TASK REQUIREMENTS:
Working from the entries below, tally each line that holds "colord". Give the tally and nothing else.

━━ SOURCE MATERIAL

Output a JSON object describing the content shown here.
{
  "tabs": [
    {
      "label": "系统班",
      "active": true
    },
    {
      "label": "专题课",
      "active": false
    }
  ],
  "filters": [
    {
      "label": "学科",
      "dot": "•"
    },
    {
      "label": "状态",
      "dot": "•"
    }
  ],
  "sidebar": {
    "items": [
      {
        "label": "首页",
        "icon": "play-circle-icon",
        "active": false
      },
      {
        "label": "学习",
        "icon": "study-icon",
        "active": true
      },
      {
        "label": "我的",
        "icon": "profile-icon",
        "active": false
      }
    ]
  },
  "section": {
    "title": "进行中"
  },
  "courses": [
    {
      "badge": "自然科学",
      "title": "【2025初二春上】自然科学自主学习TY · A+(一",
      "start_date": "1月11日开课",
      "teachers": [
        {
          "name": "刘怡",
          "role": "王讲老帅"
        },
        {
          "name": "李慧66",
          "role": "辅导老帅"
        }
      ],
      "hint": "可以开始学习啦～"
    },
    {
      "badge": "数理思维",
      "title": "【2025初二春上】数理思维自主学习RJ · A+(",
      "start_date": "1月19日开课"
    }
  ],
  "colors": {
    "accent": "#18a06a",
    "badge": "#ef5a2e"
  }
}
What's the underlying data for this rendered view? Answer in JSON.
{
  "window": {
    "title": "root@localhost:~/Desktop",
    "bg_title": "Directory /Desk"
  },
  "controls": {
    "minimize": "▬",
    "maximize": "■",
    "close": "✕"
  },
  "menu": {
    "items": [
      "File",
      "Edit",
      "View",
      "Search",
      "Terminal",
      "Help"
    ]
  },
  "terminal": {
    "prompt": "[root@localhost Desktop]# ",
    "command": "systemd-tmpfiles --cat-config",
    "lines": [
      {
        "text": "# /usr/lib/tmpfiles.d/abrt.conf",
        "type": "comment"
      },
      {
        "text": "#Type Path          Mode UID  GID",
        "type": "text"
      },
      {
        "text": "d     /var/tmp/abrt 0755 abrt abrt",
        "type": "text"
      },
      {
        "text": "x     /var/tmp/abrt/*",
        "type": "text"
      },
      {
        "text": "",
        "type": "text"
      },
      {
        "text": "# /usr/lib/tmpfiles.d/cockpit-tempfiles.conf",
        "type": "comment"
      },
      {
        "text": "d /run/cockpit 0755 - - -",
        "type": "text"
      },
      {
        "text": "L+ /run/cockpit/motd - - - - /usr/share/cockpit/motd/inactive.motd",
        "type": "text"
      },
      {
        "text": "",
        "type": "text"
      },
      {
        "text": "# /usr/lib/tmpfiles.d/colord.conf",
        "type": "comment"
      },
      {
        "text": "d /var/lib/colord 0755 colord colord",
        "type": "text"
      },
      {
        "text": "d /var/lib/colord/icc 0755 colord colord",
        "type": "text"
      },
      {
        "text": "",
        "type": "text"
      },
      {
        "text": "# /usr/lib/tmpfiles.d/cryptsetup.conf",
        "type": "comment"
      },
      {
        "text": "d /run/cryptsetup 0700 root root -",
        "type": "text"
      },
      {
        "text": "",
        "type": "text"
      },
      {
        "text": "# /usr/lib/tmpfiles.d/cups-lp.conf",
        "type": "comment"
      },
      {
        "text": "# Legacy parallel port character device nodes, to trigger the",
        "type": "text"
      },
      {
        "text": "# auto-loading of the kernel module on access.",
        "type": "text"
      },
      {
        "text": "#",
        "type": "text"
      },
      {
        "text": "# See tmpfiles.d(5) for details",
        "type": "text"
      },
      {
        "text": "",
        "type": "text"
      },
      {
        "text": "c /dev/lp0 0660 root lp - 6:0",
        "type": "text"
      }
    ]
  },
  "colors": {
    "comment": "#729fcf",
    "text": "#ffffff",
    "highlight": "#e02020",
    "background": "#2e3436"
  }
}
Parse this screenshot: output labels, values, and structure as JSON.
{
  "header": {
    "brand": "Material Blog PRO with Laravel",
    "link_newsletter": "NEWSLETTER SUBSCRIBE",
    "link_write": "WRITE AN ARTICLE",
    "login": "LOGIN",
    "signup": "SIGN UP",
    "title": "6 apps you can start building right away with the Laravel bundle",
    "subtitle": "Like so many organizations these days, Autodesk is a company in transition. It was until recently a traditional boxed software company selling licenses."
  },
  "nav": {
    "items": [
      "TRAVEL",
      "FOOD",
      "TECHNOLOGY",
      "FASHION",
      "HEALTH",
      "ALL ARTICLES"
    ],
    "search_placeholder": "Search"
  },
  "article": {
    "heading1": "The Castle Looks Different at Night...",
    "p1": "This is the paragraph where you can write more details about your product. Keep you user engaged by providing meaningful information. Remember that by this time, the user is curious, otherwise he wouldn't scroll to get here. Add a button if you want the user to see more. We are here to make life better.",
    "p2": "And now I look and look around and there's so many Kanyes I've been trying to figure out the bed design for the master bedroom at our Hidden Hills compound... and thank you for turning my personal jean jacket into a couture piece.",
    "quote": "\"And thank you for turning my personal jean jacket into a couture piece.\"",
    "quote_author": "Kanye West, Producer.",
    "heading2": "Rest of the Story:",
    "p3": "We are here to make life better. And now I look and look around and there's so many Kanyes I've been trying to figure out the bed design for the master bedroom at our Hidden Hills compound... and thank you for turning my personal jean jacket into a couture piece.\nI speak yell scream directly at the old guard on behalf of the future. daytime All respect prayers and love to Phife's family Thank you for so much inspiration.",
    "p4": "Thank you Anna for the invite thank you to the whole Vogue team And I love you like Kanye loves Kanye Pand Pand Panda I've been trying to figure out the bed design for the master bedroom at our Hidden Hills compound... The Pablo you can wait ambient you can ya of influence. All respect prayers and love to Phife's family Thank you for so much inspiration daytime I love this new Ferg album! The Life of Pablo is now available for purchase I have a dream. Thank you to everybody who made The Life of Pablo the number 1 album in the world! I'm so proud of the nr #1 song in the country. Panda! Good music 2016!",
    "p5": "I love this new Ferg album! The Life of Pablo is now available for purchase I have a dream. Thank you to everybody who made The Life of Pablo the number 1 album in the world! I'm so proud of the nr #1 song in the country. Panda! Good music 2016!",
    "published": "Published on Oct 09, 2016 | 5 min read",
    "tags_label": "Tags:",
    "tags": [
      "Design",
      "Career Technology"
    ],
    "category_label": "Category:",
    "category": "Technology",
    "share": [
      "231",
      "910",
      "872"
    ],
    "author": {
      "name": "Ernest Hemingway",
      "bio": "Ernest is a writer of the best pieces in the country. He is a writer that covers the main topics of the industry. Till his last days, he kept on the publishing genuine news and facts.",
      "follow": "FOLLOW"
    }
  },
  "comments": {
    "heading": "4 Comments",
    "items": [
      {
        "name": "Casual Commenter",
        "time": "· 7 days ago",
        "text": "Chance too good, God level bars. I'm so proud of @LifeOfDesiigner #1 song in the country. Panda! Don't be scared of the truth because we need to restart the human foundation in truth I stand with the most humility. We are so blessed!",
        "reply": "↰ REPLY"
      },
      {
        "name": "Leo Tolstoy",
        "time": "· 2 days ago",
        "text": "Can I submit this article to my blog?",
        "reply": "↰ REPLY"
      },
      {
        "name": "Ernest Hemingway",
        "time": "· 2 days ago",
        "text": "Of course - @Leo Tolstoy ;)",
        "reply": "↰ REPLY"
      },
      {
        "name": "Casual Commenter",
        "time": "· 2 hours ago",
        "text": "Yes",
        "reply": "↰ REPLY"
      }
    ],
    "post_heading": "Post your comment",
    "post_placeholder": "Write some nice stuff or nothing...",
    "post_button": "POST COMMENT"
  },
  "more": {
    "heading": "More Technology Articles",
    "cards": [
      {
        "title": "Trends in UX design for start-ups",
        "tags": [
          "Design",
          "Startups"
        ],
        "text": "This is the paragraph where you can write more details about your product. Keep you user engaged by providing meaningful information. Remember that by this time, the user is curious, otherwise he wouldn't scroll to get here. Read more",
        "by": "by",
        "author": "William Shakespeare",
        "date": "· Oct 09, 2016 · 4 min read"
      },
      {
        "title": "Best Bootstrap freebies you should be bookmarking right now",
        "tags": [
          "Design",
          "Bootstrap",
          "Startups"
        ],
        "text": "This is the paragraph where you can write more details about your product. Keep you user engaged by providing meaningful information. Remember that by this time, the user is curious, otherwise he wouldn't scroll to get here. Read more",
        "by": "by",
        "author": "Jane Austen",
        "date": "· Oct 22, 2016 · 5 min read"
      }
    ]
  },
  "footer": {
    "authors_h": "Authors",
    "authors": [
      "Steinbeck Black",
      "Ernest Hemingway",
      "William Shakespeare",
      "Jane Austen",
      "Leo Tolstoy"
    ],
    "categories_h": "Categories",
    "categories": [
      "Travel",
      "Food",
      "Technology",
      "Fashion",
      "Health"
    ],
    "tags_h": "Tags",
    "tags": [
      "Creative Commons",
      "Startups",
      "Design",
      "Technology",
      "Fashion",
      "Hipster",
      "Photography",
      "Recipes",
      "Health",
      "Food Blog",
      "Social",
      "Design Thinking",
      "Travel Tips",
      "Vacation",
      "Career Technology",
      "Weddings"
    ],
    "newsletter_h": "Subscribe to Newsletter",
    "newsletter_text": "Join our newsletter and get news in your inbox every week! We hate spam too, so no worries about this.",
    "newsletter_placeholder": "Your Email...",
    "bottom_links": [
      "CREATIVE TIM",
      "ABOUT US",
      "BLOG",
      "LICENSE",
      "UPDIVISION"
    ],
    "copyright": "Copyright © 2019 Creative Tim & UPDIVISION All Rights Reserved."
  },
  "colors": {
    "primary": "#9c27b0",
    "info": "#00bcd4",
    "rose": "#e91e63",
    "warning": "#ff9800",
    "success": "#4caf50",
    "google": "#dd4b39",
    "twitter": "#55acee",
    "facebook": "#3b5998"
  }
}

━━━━

RESPONSE FOR THIS EXERCISE:
3